Aby Warburg

Also found in: Dictionary, Wikipedia.
Related to Aby Warburg: Mnemosyne, Erwin Panofsky
Graphic Thesaurus  🔍
Display ON
Animation ON
  • noun

Synonyms for Aby Warburg

German art historian (1866-1929)
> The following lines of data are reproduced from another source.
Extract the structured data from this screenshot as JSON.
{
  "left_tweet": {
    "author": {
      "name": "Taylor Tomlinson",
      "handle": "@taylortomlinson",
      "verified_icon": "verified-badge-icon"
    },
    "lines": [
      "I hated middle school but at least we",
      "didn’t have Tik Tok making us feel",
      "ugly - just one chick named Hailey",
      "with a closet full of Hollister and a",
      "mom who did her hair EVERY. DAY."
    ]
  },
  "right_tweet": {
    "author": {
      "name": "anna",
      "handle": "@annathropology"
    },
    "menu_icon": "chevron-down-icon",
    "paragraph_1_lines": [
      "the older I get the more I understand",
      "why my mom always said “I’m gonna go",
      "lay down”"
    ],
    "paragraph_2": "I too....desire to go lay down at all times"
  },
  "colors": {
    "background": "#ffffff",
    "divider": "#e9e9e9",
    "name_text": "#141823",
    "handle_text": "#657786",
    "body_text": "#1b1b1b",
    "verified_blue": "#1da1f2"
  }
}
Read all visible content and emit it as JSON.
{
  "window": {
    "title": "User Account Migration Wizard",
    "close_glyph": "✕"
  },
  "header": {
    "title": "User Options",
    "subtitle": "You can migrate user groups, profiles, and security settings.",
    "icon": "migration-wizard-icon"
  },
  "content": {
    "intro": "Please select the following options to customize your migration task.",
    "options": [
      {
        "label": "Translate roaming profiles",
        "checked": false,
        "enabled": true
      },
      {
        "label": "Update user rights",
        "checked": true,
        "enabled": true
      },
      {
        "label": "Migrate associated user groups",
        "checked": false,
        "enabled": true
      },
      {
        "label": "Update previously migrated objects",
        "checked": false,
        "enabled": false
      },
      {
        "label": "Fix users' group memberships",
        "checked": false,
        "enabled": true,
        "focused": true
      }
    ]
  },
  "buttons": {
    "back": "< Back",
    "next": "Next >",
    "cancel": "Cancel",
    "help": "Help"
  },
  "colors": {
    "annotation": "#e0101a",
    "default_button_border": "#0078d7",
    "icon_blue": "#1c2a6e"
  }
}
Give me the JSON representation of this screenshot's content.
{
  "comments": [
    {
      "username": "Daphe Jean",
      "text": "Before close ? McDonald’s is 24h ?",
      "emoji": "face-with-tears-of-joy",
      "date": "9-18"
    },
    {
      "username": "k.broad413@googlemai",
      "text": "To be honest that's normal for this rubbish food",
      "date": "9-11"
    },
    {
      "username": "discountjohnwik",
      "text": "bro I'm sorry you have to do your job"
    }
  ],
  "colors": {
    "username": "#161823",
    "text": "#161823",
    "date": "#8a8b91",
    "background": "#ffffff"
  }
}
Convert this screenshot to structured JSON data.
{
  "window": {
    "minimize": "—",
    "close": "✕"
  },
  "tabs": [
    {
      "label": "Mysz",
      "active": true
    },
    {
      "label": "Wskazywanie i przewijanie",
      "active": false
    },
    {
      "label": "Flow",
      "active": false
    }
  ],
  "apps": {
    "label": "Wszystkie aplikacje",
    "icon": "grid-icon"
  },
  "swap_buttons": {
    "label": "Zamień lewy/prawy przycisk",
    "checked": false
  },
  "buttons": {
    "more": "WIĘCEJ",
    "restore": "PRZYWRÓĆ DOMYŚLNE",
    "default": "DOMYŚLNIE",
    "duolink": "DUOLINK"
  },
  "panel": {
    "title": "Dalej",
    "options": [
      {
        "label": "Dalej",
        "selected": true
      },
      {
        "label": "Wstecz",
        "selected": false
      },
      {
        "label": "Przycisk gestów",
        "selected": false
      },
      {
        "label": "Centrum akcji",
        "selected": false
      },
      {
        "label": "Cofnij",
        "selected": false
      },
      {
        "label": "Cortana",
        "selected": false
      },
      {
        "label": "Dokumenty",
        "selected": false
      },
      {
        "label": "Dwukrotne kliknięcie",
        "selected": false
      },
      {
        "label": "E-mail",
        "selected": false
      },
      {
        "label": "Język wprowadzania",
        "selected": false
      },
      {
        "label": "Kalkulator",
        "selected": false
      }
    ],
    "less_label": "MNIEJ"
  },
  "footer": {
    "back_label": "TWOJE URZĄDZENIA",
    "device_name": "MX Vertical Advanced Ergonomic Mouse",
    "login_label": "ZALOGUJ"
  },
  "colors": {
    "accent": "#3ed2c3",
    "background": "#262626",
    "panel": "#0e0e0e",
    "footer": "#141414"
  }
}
References in periodicals archive ?
On his 13th birthday, Aby Warburg offers his younger brother, Max, his birthright.
In the foreword to the English translation of Philippe-Alain Michaud's Aby Warburg and the Image in Motion, Georges Didi-Huberman stresses that this is "the first book on Warburg to be written in French" (7), which is important because art historians such as Henri Focillon and Andre Chastel, who determined the scope of French art history in the last few decades, had neglected Warburg's theories.
In a publication dealing with the classical motif of the Nymph and the idea of the life of images, Giorgio Agamben points to the potential similarities in intellectual vocation shared by Aby Warburg and Giordano Bruno.
Mythistory illustrates historiography accordingly from Livy to Machiavelli, Vico and Michelet to Burckhardt, Aby Warburg, Kantorowicz and--with his 'attempt to retain the image of history even in the most inconspicuous corners'--Walter Benjamin.
Aby Warburg (1866-1929) was the scion of a distinguished Hamburg-based banking family, whose extensive history has been lovingly told by Ron Chernow.
But as "September 11" might indicate, our inclination today is closer to that of Aby Warburg, for whom art was the mnemotcchny of the traumatic.
Finally, there is little mention of art, although Anthony Colantuono's essay on the more recondite details of the works Titian painted for Alfonso I's camerino is a delightful exercise in the sort of place-specific iconography to which another lover of Ferrara, Aby Warburg, made a memorable contribution in his 1912 lecture on the astrological symbolism of the Schifanoia frescoes.
Szonyi finds the key to the connection of semiotics and iconology in the oeuvre of Aby Warburg, who, consequently, also serves as a leitmotif in his narrative.
Aby Warburg (1866-1929) has been celebrated as many things: as a pioneering art historian, an historian of mentalities, an historical anthropologist, a cultural semiotician, a pioneer in the theory and study of collective memory, and as the founder of the Warburg Institute.
Needless to say, the author's connections with the leading lights of the Warburg circle alone would have vouchsafed his standing in twentieth-century humanities studies; in fact Aby Warburg handpicked him to organize the philosophy section of the famed Kulturwissenschaftliche Bibliothek Warburg.
The speakers challenged the misconception that belief in miraculous images was exclusively a medieval phenomenon, as Aby Warburg and Hans Belting had argued so influentially.
Bredekamp also argues that Albert Einstein, in his discussions in the 1920s with Aby Warburg, refused to see the connection between aesthetics and cosmological assertions.
He is quite aware that today such a thesis can hardly be considered a novelty: on the contrary, it begins to have a long history behind it which Ciliberto delineates with undoubted finesse, tracing it back to the "alternative" idea of Renaissance, and previously of late classical culture as deeply imbued with occult and spiritual currents of thought, developed in the 1920s by Aby Warburg and his followers.
Blume revises the approach established in the foundational studies of Aby Warburg, Fritz Saxl, and Erwin Panofsky.